= How to complete this task =
Copy out exactly the lines from the one containing "What's the underlying" to the end of the records below, both included, and nothing else.

** Given records follows **

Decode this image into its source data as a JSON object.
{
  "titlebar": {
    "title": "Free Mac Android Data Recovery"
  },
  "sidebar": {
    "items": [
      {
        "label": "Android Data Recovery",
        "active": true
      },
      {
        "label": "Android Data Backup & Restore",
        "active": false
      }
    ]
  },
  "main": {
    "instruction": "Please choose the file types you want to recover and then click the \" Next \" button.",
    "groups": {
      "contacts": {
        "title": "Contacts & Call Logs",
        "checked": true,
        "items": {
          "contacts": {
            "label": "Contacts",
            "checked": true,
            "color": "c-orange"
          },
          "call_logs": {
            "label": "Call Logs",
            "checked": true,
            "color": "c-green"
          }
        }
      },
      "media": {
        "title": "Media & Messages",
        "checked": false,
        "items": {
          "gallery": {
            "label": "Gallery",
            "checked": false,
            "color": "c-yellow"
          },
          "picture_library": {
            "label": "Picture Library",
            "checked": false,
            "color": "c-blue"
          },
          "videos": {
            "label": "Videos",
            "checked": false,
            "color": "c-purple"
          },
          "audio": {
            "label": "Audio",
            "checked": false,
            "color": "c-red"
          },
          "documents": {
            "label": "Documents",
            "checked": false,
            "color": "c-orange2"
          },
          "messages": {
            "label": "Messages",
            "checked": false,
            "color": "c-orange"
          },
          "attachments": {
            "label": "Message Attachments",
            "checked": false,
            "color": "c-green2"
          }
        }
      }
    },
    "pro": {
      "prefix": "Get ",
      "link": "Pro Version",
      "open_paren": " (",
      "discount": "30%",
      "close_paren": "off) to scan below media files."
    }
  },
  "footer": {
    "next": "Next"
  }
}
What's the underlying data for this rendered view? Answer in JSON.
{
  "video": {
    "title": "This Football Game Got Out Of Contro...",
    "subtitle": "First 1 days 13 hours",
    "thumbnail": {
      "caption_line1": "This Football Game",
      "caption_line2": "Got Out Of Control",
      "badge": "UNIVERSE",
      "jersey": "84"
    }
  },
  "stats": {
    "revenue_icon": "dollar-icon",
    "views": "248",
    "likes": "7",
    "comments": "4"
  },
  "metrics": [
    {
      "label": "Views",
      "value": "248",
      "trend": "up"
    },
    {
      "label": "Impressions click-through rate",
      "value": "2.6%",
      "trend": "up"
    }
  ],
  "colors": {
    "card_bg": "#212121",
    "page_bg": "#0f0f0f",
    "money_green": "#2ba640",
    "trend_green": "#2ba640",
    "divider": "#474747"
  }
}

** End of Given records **

= Response =
What's the underlying data for this rendered view? Answer in JSON.
{
  "video": {
    "title": "This Football Game Got Out Of Contro...",
    "subtitle": "First 1 days 13 hours",
    "thumbnail": {
      "caption_line1": "This Football Game",
      "caption_line2": "Got Out Of Control",
      "badge": "UNIVERSE",
      "jersey": "84"
    }
  },
  "stats": {
    "revenue_icon": "dollar-icon",
    "views": "248",
    "likes": "7",
    "comments": "4"
  },
  "metrics": [
    {
      "label": "Views",
      "value": "248",
      "trend": "up"
    },
    {
      "label": "Impressions click-through rate",
      "value": "2.6%",
      "trend": "up"
    }
  ],
  "colors": {
    "card_bg": "#212121",
    "page_bg": "#0f0f0f",
    "money_green": "#2ba640",
    "trend_green": "#2ba640",
    "divider": "#474747"
  }
}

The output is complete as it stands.